■ Work order
Your answer is the listing, printed exactly as given.

■ Exercise input

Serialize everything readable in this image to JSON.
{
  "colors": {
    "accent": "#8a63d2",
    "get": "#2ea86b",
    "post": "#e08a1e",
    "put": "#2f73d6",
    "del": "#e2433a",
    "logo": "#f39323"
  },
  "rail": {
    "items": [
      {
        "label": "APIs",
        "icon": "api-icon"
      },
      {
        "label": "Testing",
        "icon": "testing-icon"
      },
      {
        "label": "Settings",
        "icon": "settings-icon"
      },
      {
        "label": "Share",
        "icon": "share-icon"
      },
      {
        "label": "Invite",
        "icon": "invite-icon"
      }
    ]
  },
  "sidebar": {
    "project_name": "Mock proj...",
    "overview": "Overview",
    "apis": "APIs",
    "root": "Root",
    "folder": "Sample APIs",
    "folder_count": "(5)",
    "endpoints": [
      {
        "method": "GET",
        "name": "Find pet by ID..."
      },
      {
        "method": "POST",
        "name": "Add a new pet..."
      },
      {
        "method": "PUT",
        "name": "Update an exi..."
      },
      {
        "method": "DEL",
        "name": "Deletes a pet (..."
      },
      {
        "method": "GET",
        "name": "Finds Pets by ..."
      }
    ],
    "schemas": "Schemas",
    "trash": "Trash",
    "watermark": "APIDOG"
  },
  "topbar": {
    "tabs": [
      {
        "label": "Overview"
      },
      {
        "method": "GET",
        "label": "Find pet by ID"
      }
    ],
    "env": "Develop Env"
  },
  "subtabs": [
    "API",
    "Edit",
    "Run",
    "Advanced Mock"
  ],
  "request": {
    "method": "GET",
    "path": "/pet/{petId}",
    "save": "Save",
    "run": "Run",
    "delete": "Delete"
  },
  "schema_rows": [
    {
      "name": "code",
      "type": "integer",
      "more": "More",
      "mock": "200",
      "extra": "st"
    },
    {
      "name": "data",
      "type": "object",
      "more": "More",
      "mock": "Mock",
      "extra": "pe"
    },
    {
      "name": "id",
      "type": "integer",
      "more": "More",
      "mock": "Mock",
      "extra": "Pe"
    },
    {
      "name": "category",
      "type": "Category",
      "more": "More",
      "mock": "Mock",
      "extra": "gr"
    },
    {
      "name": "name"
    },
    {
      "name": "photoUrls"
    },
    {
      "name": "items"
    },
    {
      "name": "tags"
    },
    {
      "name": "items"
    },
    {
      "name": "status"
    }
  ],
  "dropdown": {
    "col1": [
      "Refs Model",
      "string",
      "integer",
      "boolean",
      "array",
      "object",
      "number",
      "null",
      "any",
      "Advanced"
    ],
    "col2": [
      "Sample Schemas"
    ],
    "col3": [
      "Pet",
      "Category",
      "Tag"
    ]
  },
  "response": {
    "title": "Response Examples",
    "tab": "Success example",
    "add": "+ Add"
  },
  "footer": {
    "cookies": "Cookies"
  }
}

■ Answer below
Serialize everything readable in this image to JSON.
{
  "colors": {
    "accent": "#8a63d2",
    "get": "#2ea86b",
    "post": "#e08a1e",
    "put": "#2f73d6",
    "del": "#e2433a",
    "logo": "#f39323"
  },
  "rail": {
    "items": [
      {
        "label": "APIs",
        "icon": "api-icon"
      },
      {
        "label": "Testing",
        "icon": "testing-icon"
      },
      {
        "label": "Settings",
        "icon": "settings-icon"
      },
      {
        "label": "Share",
        "icon": "share-icon"
      },
      {
        "label": "Invite",
        "icon": "invite-icon"
      }
    ]
  },
  "sidebar": {
    "project_name": "Mock proj...",
    "overview": "Overview",
    "apis": "APIs",
    "root": "Root",
    "folder": "Sample APIs",
    "folder_count": "(5)",
    "endpoints": [
      {
        "method": "GET",
        "name": "Find pet by ID..."
      },
      {
        "method": "POST",
        "name": "Add a new pet..."
      },
      {
        "method": "PUT",
        "name": "Update an exi..."
      },
      {
        "method": "DEL",
        "name": "Deletes a pet (..."
      },
      {
        "method": "GET",
        "name": "Finds Pets by ..."
      }
    ],
    "schemas": "Schemas",
    "trash": "Trash",
    "watermark": "APIDOG"
  },
  "topbar": {
    "tabs": [
      {
        "label": "Overview"
      },
      {
        "method": "GET",
        "label": "Find pet by ID"
      }
    ],
    "env": "Develop Env"
  },
  "subtabs": [
    "API",
    "Edit",
    "Run",
    "Advanced Mock"
  ],
  "request": {
    "method": "GET",
    "path": "/pet/{petId}",
    "save": "Save",
    "run": "Run",
    "delete": "Delete"
  },
  "schema_rows": [
    {
      "name": "code",
      "type": "integer",
      "more": "More",
      "mock": "200",
      "extra": "st"
    },
    {
      "name": "data",
      "type": "object",
      "more": "More",
      "mock": "Mock",
      "extra": "pe"
    },
    {
      "name": "id",
      "type": "integer",
      "more": "More",
      "mock": "Mock",
      "extra": "Pe"
    },
    {
      "name": "category",
      "type": "Category",
      "more": "More",
      "mock": "Mock",
      "extra": "gr"
    },
    {
      "name": "name"
    },
    {
      "name": "photoUrls"
    },
    {
      "name": "items"
    },
    {
      "name": "tags"
    },
    {
      "name": "items"
    },
    {
      "name": "status"
    }
  ],
  "dropdown": {
    "col1": [
      "Refs Model",
      "string",
      "integer",
      "boolean",
      "array",
      "object",
      "number",
      "null",
      "any",
      "Advanced"
    ],
    "col2": [
      "Sample Schemas"
    ],
    "col3": [
      "Pet",
      "Category",
      "Tag"
    ]
  },
  "response": {
    "title": "Response Examples",
    "tab": "Success example",
    "add": "+ Add"
  },
  "footer": {
    "cookies": "Cookies"
  }
}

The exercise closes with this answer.